  • Often has to participate in things like cover-ups for the government and corporations
  • Is an agent of order, not chaos

I fantasize about being Major because...
  • She's a bad a$$ cop/national intelligence agent.  That's 100% pure cool right there
  • Amazing fighter and weapons expert
  • Because she's mostly cybernetic she has amazing skills and abilities, such as the ability to jack into networks and download the ghosts of other cybernetic organisms, e.g. the Puppetmaster, who is himself a truly awesome villain

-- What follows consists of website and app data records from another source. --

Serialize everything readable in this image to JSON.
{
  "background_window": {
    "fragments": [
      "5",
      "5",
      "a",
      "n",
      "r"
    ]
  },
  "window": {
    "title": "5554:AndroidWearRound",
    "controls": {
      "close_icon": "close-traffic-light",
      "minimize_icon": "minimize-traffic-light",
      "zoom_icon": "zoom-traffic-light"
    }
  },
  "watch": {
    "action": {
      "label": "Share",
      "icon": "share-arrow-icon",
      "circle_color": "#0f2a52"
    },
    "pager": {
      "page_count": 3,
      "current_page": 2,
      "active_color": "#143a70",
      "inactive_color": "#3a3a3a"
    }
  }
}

Edmond Dantes, The Count of Monte Cristo, 1844 novel
Edmond Dantes before he goes all bad a$$ and opens up a can on  19th century Marseille. 
In the movie Snatch, the character Brick Top defines nemesis as: "Divine retribution manifested by an appropriate agent..."  Edmond Dantes is the definition of nemesis.

Ignore the movies.  The movies stink.  The novel Count of Monte Cristo, however, is one of the coolest stories of revenge ever told.

Everything that Dantes does - from amassing great wealth to training in the finest sword fighting to developing refined education, including multiple languages, arts and the sciences - is all for one end and one end only: to gain revenge against the people who have destroyed his life.


Dantes is definitely an antihero:
  • He works systematically for the financial, emotional and psychological destruction of those who have slighted him
  • His only motivation is personal revenge
  • He is extremely duplicitous, playing the friend while developing plans of ruination

I fantasize about being Dantes because...
  • He develops amazing skills and knowledge over a short period of time
  • He has amazing self control.  If vengeance is a dish best served cold then Dantes knows how to serve it icy
  • Is unbelievably suave - he is the absolute definition of "cool"

Dantes definitely wins for "coolest antihero," and is probably my favorite antihero of all time.  

Monte Cristo is an underappreciated book, imho.  I like George RR Martin, don't get me wrong, and Tyrion almost made it on the list of antiheros.  

But Dumass totally schools Martin in character and plot development.  Dumass's characters are more vibrant, the setting is better described, and the intricate plots makes Game of Thrones look like a checkers tournament.

So go pick up a book that was written before 1950, will ya?  Very cool stuff, indeed!

1 comment:

  1. Well, I'll try to be more villainous next lifetime.

    ReplyDelete